======== Supplied data ========

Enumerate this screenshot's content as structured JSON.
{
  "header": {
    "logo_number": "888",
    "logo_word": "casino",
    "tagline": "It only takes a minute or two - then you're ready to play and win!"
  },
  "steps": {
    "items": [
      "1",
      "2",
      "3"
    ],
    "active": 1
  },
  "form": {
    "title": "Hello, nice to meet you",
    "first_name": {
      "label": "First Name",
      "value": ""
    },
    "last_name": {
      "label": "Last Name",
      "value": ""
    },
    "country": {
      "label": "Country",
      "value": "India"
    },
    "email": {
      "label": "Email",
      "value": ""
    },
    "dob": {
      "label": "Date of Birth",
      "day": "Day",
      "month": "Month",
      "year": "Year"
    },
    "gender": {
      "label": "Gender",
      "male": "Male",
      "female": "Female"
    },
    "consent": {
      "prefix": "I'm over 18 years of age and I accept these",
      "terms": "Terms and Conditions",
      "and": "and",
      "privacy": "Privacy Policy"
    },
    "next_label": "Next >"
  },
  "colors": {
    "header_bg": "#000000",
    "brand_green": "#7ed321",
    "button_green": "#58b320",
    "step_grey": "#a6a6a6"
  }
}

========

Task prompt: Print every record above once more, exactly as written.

Result:
Enumerate this screenshot's content as structured JSON.
{
  "header": {
    "logo_number": "888",
    "logo_word": "casino",
    "tagline": "It only takes a minute or two - then you're ready to play and win!"
  },
  "steps": {
    "items": [
      "1",
      "2",
      "3"
    ],
    "active": 1
  },
  "form": {
    "title": "Hello, nice to meet you",
    "first_name": {
      "label": "First Name",
      "value": ""
    },
    "last_name": {
      "label": "Last Name",
      "value": ""
    },
    "country": {
      "label": "Country",
      "value": "India"
    },
    "email": {
      "label": "Email",
      "value": ""
    },
    "dob": {
      "label": "Date of Birth",
      "day": "Day",
      "month": "Month",
      "year": "Year"
    },
    "gender": {
      "label": "Gender",
      "male": "Male",
      "female": "Female"
    },
    "consent": {
      "prefix": "I'm over 18 years of age and I accept these",
      "terms": "Terms and Conditions",
      "and": "and",
      "privacy": "Privacy Policy"
    },
    "next_label": "Next >"
  },
  "colors": {
    "header_bg": "#000000",
    "brand_green": "#7ed321",
    "button_green": "#58b320",
    "step_grey": "#a6a6a6"
  }
}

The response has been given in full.